Lines in the listing below that hold "Timeshift" are the ones to copy.

Segment Open

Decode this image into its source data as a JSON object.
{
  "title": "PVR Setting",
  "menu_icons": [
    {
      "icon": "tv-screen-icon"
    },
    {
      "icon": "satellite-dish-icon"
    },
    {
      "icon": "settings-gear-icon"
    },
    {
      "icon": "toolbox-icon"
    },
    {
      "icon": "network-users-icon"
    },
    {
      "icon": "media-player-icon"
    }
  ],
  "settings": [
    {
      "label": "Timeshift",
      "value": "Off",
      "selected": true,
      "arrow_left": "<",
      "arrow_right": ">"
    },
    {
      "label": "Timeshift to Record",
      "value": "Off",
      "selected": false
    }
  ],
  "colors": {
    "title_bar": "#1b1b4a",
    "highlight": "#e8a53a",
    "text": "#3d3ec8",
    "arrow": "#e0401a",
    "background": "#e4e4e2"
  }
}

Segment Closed

Reply to the task –
      "label": "Timeshift",
      "label": "Timeshift to Record",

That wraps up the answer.